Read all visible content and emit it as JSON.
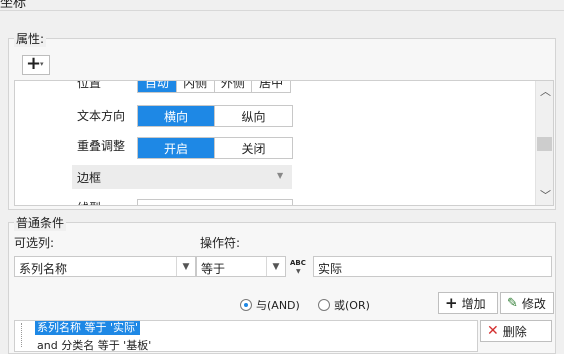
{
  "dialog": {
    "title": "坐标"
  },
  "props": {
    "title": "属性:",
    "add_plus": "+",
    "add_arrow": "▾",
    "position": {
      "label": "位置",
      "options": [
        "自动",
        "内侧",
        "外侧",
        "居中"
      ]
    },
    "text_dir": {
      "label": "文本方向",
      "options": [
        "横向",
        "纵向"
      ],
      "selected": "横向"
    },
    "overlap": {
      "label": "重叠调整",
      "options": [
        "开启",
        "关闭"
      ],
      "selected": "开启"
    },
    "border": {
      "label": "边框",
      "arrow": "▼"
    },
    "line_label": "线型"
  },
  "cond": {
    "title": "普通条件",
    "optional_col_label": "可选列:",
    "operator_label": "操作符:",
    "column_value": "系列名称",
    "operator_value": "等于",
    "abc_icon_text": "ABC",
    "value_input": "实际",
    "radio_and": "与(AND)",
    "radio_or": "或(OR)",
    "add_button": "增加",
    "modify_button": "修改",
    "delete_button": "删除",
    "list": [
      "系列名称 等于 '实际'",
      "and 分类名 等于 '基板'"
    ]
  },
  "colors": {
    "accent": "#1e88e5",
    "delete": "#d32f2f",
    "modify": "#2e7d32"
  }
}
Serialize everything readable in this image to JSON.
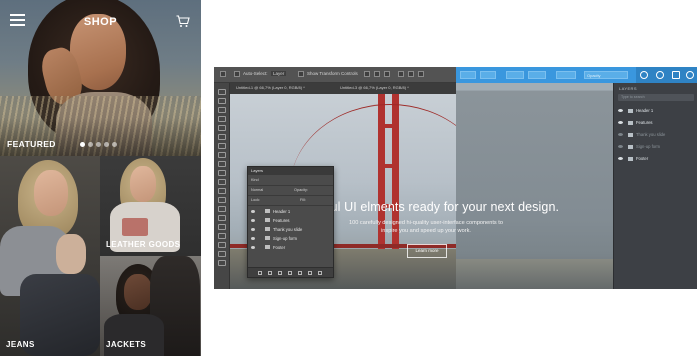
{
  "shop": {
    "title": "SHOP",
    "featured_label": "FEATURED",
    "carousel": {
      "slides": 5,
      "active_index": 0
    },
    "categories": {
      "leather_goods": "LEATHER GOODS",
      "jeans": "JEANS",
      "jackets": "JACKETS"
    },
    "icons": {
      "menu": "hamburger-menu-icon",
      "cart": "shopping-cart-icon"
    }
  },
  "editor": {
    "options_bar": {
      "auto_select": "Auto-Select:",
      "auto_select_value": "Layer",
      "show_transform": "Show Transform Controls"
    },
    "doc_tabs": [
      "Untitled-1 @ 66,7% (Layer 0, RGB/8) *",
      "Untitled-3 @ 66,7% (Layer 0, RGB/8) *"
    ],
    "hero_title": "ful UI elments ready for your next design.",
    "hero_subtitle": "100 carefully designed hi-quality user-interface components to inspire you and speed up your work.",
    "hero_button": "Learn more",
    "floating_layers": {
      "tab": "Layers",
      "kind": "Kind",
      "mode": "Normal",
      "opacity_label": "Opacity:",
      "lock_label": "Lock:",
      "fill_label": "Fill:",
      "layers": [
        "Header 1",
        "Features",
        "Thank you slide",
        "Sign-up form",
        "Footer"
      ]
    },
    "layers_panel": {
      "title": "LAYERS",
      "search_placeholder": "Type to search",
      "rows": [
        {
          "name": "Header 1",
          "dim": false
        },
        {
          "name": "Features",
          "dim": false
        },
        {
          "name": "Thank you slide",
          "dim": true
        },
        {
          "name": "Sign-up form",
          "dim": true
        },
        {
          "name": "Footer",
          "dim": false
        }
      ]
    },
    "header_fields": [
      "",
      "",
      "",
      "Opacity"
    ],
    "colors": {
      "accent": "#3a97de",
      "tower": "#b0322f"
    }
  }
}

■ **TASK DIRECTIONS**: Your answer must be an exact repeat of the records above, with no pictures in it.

■ **TASK OUTPUT**:
Read all visible content and emit it as JSON.
{
  "dialog": {
    "title": "坐标"
  },
  "props": {
    "title": "属性:",
    "add_plus": "+",
    "add_arrow": "▾",
    "position": {
      "label": "位置",
      "options": [
        "自动",
        "内侧",
        "外侧",
        "居中"
      ]
    },
    "text_dir": {
      "label": "文本方向",
      "options": [
        "横向",
        "纵向"
      ],
      "selected": "横向"
    },
    "overlap": {
      "label": "重叠调整",
      "options": [
        "开启",
        "关闭"
      ],
      "selected": "开启"
    },
    "border": {
      "label": "边框",
      "arrow": "▼"
    },
    "line_label": "线型"
  },
  "cond": {
    "title": "普通条件",
    "optional_col_label": "可选列:",
    "operator_label": "操作符:",
    "column_value": "系列名称",
    "operator_value": "等于",
    "abc_icon_text": "ABC",
    "value_input": "实际",
    "radio_and": "与(AND)",
    "radio_or": "或(OR)",
    "add_button": "增加",
    "modify_button": "修改",
    "delete_button": "删除",
    "list": [
      "系列名称 等于 '实际'",
      "and 分类名 等于 '基板'"
    ]
  },
  "colors": {
    "accent": "#1e88e5",
    "delete": "#d32f2f",
    "modify": "#2e7d32"
  }
}
Serialize everything readable in this image to JSON.
{
  "shop": {
    "title": "SHOP",
    "featured_label": "FEATURED",
    "carousel": {
      "slides": 5,
      "active_index": 0
    },
    "categories": {
      "leather_goods": "LEATHER GOODS",
      "jeans": "JEANS",
      "jackets": "JACKETS"
    },
    "icons": {
      "menu": "hamburger-menu-icon",
      "cart": "shopping-cart-icon"
    }
  },
  "editor": {
    "options_bar": {
      "auto_select": "Auto-Select:",
      "auto_select_value": "Layer",
      "show_transform": "Show Transform Controls"
    },
    "doc_tabs": [
      "Untitled-1 @ 66,7% (Layer 0, RGB/8) *",
      "Untitled-3 @ 66,7% (Layer 0, RGB/8) *"
    ],
    "hero_title": "ful UI elments ready for your next design.",
    "hero_subtitle": "100 carefully designed hi-quality user-interface components to inspire you and speed up your work.",
    "hero_button": "Learn more",
    "floating_layers": {
      "tab": "Layers",
      "kind": "Kind",
      "mode": "Normal",
      "opacity_label": "Opacity:",
      "lock_label": "Lock:",
      "fill_label": "Fill:",
      "layers": [
        "Header 1",
        "Features",
        "Thank you slide",
        "Sign-up form",
        "Footer"
      ]
    },
    "layers_panel": {
      "title": "LAYERS",
      "search_placeholder": "Type to search",
      "rows": [
        {
          "name": "Header 1",
          "dim": false
        },
        {
          "name": "Features",
          "dim": false
        },
        {
          "name": "Thank you slide",
          "dim": true
        },
        {
          "name": "Sign-up form",
          "dim": true
        },
        {
          "name": "Footer",
          "dim": false
        }
      ]
    },
    "header_fields": [
      "",
      "",
      "",
      "Opacity"
    ],
    "colors": {
      "accent": "#3a97de",
      "tower": "#b0322f"
    }
  }
}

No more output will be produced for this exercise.